Rounding out the Southampton summer season, the gallery presents an intimate exhibition of rarely seen works on paper by acclaimed late artist Luchita Hurtado.
On view from 13 August, approximately fifteen works from Hurtado’s I Am series spotlight the uniquely poetic way in which she channeled her lifelong fascination with corporality and self-affirmation into powerful yet delicate images in charcoal, crayon, graphite, ink, and gouache. These deeply personal self-portraits find the artist exchanging her own visual perspective with that of the viewer.
These drawings and paintings on paper allow viewers to inhabit Hurtado’s gaze—to look down onto fragments of her body as if it was their own—through the use of dramatic foreshortening and tight cropping. Thus, Hurtado’s breasts, stomach, arms, hands, legs, and feet, shown from a perspective seldom offered in the history of portraiture, become those of the viewer.

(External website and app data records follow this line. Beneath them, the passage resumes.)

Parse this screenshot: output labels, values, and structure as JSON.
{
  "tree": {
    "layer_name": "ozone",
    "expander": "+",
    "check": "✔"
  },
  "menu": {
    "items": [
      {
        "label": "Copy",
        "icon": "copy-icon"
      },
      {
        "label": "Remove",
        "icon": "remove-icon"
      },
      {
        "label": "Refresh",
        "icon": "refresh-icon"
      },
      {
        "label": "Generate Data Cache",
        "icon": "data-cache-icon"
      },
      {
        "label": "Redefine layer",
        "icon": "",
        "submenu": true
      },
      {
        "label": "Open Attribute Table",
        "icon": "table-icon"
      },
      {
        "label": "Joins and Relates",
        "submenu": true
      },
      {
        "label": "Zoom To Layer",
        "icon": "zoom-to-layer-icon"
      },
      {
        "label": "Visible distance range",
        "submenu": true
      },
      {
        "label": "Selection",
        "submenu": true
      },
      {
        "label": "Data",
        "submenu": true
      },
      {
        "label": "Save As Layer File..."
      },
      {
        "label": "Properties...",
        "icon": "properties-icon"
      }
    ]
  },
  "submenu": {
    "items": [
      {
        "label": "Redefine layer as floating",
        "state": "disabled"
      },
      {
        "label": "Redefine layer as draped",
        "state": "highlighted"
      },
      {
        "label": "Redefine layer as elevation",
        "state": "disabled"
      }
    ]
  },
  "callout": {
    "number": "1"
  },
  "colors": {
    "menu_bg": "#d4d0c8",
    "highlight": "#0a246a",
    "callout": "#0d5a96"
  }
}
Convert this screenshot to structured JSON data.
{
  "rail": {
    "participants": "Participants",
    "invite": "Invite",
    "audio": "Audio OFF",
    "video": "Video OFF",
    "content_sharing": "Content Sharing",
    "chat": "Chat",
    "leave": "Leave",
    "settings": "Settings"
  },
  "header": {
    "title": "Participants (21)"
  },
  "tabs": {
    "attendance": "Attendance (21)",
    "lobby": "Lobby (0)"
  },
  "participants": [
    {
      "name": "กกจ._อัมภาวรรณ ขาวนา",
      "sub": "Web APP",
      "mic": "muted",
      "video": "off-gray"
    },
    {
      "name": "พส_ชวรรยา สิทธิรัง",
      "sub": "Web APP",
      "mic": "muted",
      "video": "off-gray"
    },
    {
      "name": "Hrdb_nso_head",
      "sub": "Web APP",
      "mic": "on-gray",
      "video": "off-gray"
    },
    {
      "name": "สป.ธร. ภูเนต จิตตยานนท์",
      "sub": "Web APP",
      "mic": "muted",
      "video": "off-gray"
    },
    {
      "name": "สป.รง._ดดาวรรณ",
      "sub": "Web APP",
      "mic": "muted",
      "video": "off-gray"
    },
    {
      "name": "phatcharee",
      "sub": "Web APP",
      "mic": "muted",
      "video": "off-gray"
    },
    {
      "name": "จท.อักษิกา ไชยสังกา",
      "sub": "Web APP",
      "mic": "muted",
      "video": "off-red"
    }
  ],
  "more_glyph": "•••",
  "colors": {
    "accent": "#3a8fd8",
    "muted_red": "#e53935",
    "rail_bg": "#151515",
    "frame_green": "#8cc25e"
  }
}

Reinforcing the quiet privacy of these scenes, Hurtado is often depicted performing such quotidian activities as reading, holding a spoon, or simply taking a step. The quickness of the artist’s ink marks, delicate application of paint, and soft rubbing of charcoal amplify the immediacy and poignancy of these works.
Hurtado began the I Am series (which includes both works on paper and on canvas) in the late 1960s and continued the series while living in Santiago, Chile, with her husband, the painter Lee Mullican, and their two sons. While in Chile, Hurtado used her closet as a studio; its confined dimensions contributed to the dramatic perspective and lighting—often just a beam of light through the closet door—in the final images.
Born in Maiquetía, Venezuela, in 1920, Luchita Hurtado dedicated over eighty years of her extensive oeuvre to the investigation of universality and transcendence. Developing her artistic vocabulary through a coalescence of abstraction, mysticism, corporality and landscape, the breadth of her experimentation with unconventional techniques, materials and styles speak to the multicultural and experiential contexts that shaped her life and career. Hurtado emigrated to the United States in 1928, settling in New York where she attended classes at the Art Students League. She relocated to Mexico City in the late 1940s and then moved to San Francisco Bay in the following decade. Eventually, Hurtado settled in Santa Monica, California and frequently visited her second home in Taos, New Mexico.